Weston A. Price Foundation
WE HAVE ALWAYS PROCESSED OUR FOOD; this is an activity that is uniquely human. We cook our food—that is one type of processing–as well as ferment, grind, soak, chop and dry. All of these are types of food processing.
Traditional processing has two functions: to make food more digestible and to preserve it for use during times when food isn’t readily available. Nutritious, long-lasing processed foods including pemmican, hard sausage and old-fashioned meat puddings and haggis, as well as grain products, dairy products, pickles—everything from wine and spirits to lacto-fermented condiments.
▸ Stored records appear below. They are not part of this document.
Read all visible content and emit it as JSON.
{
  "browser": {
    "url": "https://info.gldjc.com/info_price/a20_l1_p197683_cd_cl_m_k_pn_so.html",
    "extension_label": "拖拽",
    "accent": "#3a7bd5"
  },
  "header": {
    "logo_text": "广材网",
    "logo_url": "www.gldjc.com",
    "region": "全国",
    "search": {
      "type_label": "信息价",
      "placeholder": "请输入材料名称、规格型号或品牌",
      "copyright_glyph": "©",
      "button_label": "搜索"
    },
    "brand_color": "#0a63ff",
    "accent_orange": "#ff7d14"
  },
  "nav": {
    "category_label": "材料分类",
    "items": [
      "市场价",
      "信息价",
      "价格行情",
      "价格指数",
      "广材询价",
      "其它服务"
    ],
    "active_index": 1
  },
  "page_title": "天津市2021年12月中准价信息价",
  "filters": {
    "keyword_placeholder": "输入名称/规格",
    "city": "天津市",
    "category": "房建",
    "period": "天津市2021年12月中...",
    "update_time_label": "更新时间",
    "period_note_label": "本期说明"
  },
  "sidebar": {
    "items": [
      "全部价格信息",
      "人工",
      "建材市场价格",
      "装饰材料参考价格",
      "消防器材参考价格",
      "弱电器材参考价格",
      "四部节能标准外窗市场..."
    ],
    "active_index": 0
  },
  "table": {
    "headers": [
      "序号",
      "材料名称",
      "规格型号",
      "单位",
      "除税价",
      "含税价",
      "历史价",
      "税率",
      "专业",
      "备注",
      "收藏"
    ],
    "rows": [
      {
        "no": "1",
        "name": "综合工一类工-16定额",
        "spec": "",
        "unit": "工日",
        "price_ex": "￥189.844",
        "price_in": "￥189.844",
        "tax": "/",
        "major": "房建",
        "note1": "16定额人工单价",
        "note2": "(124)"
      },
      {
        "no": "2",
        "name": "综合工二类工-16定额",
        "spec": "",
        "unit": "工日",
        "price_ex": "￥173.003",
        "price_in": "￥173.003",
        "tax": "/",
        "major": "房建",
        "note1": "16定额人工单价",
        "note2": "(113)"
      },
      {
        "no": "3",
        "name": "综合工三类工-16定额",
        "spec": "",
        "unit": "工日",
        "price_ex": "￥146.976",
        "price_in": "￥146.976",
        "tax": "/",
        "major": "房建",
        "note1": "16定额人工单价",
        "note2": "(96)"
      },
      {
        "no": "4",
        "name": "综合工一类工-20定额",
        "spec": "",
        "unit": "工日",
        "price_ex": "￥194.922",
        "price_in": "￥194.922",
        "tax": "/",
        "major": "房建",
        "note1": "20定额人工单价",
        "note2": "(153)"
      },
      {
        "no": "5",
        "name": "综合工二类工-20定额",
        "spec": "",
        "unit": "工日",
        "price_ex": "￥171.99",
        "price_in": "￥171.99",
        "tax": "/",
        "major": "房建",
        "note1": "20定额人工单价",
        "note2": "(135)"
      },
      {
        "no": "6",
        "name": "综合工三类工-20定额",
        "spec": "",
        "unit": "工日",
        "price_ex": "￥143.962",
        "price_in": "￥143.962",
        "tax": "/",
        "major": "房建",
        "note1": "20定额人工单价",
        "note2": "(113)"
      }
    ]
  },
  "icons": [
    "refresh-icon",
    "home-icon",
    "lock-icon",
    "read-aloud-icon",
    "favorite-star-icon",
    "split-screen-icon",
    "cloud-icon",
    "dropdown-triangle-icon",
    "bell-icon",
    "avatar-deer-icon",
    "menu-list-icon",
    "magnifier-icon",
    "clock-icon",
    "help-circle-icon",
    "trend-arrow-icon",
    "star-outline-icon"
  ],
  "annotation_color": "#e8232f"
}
Farmers and artisans—bread makers, cheese makers, distillers, millers and so forth—processed the raw ingredients into delicious foods that retained their nutritional content over many months or even years, and kept the profits on the farm and in the farming communities where they belonged.
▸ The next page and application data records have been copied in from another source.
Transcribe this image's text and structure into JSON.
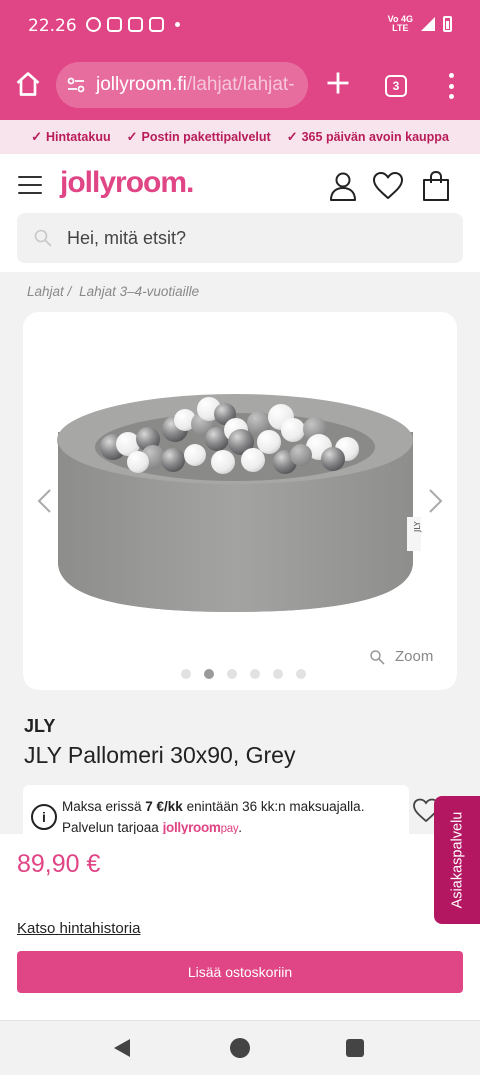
{
  "status_bar": {
    "time": "22.26",
    "network_top": "Vo 4G",
    "network_bottom": "LTE"
  },
  "browser": {
    "url_domain": "jollyroom.fi",
    "url_path": "/lahjat/lahjat-",
    "tab_count": "3"
  },
  "usp": [
    {
      "label": "Hintatakuu"
    },
    {
      "label": "Postin pakettipalvelut"
    },
    {
      "label": "365 päivän avoin kauppa"
    }
  ],
  "header": {
    "logo": "jollyroom.",
    "search_placeholder": "Hei, mitä etsit?"
  },
  "breadcrumb": {
    "items": [
      "Lahjat /",
      "Lahjat 3–4-vuotiaille"
    ]
  },
  "gallery": {
    "zoom_label": "Zoom",
    "dot_count": 6,
    "active_index": 1
  },
  "product": {
    "brand": "JLY",
    "title": "JLY Pallomeri 30x90, Grey",
    "pay_prefix": "Maksa erissä ",
    "pay_amount": "7 €/kk",
    "pay_suffix": " enintään 36 kk:n maksuajalla.",
    "pay_line2": "Palvelun tarjoaa ",
    "pay_logo_main": "jollyroom",
    "pay_logo_sub": "pay",
    "pay_line2_end": ".",
    "price": "89,90 €",
    "history_link": "Katso hintahistoria",
    "add_to_cart": "Lisää ostoskoriin"
  },
  "side_tab": {
    "label": "Asiakaspalvelu"
  },
  "colors": {
    "brand_pink": "#e04585",
    "side_tab": "#b41762",
    "usp_text": "#b81c5a"
  },
  "icons": [
    "home-icon",
    "tune-icon",
    "plus-icon",
    "tabs-icon",
    "more-icon",
    "menu-icon",
    "account-icon",
    "heart-icon",
    "bag-icon",
    "search-icon",
    "chevron-left-icon",
    "chevron-right-icon",
    "zoom-icon",
    "info-icon"
  ]
}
Unfortunately, in modern times, we have substituted local artisanal processing with factory and industrial processing, which actually diminishes the quality of the food, rather than making it more nutritious and digestible. Industrial processing depends upon sugar, white flour, processed and hydrogenated oils, synthetic food additives and vitamins, heat treatment and the extrusion of grains.